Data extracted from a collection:
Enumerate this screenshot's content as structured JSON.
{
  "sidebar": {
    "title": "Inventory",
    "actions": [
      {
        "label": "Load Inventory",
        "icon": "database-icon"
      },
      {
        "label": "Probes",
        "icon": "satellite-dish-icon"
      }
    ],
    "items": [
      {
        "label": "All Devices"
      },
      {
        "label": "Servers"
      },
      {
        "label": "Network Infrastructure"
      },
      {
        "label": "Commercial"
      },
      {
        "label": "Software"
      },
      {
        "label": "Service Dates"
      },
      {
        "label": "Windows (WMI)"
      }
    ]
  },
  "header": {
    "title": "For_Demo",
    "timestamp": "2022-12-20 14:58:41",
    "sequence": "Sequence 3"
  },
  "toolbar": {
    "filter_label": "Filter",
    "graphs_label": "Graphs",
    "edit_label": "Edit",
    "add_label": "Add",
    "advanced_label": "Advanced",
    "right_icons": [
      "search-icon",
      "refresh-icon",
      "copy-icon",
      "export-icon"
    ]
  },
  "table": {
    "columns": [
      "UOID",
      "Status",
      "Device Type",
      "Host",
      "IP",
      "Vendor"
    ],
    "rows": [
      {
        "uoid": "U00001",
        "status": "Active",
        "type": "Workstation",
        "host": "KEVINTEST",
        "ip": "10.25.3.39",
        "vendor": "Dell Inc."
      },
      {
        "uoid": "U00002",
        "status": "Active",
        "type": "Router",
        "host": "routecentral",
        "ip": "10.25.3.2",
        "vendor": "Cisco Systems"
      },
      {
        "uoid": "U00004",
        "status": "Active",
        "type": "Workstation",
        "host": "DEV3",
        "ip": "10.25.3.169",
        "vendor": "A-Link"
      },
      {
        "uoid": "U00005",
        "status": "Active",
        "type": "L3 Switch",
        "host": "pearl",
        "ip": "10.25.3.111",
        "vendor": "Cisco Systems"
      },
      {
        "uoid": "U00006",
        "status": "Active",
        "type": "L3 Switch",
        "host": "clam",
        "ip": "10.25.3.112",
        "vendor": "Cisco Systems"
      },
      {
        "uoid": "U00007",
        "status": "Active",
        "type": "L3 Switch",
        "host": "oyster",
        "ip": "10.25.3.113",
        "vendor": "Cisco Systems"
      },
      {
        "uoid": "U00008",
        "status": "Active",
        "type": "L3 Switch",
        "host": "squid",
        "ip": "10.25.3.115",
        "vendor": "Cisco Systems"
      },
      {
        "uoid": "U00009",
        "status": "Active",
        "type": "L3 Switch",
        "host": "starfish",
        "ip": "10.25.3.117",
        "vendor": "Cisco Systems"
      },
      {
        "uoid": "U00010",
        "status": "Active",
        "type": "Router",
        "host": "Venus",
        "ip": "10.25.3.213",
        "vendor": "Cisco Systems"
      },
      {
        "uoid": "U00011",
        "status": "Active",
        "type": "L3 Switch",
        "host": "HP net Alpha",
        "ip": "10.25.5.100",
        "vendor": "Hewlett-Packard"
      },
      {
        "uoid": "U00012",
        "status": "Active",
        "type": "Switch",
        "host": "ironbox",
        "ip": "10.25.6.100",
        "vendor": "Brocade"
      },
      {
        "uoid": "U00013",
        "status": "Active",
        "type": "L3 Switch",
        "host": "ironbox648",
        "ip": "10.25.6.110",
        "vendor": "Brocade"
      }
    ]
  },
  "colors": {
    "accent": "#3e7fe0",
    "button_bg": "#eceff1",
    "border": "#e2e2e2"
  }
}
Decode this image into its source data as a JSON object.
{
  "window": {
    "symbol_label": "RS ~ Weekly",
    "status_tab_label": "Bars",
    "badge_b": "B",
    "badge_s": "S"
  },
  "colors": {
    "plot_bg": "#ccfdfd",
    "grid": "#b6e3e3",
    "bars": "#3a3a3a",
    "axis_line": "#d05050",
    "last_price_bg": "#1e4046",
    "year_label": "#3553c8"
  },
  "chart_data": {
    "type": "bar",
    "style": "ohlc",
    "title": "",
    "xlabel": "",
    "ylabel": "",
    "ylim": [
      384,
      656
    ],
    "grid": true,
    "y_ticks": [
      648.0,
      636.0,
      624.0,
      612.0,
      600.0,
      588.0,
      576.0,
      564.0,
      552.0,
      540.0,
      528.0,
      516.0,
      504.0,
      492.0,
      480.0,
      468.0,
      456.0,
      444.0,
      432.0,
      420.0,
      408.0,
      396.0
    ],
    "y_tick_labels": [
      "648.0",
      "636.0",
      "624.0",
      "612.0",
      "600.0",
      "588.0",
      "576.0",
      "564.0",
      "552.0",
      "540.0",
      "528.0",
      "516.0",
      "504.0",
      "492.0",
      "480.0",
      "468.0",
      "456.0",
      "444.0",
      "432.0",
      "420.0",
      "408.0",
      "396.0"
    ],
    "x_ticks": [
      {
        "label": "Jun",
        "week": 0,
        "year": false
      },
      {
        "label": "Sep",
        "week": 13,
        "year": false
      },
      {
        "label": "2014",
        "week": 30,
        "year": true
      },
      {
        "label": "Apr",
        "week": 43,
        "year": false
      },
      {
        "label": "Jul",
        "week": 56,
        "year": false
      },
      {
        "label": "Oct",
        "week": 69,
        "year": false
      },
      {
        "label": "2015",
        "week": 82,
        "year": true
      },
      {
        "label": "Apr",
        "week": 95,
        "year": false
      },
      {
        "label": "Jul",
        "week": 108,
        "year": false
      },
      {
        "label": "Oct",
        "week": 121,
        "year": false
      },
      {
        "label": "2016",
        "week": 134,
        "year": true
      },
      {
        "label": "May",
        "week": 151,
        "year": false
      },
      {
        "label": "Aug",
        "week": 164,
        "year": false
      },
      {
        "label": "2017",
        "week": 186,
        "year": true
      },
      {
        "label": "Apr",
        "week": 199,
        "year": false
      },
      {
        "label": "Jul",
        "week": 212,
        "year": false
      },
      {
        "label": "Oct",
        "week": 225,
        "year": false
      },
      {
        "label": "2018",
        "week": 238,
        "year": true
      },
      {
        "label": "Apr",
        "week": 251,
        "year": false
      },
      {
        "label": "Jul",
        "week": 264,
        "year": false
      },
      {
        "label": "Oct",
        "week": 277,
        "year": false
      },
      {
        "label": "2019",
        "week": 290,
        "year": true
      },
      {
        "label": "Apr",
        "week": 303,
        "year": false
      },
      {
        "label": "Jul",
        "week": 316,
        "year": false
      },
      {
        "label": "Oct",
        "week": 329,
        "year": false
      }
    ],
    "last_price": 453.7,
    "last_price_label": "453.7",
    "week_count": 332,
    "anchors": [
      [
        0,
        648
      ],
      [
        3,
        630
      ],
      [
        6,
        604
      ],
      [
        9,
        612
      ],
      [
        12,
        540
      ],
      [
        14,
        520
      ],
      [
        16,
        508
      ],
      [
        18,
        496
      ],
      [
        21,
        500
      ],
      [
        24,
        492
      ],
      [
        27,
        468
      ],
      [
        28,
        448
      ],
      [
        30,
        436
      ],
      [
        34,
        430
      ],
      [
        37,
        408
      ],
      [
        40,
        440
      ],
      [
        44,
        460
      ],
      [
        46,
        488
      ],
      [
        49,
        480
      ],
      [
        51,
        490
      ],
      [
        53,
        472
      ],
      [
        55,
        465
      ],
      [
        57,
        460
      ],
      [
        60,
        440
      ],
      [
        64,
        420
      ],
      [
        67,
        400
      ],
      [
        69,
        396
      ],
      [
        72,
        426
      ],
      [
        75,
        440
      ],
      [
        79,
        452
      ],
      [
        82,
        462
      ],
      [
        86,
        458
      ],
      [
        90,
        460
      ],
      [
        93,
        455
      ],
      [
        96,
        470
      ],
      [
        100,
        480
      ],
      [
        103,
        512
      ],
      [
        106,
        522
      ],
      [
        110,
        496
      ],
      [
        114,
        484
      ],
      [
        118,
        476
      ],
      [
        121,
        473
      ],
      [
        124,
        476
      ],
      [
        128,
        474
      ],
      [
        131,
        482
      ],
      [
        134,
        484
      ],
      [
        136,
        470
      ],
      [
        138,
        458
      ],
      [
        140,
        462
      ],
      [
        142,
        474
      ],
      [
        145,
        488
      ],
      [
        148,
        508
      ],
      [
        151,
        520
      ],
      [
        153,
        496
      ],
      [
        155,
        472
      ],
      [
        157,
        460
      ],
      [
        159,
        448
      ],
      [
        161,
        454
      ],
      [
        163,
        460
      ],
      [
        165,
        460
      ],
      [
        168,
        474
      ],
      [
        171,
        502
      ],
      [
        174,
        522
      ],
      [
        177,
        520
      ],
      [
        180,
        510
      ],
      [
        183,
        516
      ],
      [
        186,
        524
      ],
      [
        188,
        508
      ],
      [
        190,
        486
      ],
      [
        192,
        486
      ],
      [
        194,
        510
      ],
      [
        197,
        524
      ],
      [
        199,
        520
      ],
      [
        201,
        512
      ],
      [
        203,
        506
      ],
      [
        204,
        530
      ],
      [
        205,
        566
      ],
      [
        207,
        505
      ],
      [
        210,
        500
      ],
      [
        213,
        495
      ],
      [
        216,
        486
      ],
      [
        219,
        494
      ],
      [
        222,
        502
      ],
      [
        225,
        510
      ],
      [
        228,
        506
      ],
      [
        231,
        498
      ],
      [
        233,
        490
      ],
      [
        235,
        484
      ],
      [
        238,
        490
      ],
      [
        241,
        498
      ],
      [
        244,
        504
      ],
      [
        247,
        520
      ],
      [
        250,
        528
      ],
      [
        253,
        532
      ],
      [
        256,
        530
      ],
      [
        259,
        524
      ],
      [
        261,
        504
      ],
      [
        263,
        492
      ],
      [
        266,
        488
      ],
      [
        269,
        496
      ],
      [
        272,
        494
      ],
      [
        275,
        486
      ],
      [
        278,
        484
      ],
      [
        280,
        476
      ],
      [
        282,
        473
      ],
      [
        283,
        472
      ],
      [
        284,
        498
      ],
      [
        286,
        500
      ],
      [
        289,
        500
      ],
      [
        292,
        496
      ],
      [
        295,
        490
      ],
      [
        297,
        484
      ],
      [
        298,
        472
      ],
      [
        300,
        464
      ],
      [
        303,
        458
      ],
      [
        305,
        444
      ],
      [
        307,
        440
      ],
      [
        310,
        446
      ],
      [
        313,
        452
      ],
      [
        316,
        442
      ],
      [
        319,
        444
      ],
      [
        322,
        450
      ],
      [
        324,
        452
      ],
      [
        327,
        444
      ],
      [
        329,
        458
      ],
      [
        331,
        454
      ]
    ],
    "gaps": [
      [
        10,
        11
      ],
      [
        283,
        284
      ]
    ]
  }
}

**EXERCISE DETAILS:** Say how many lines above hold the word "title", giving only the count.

**TASK RESULT:** 3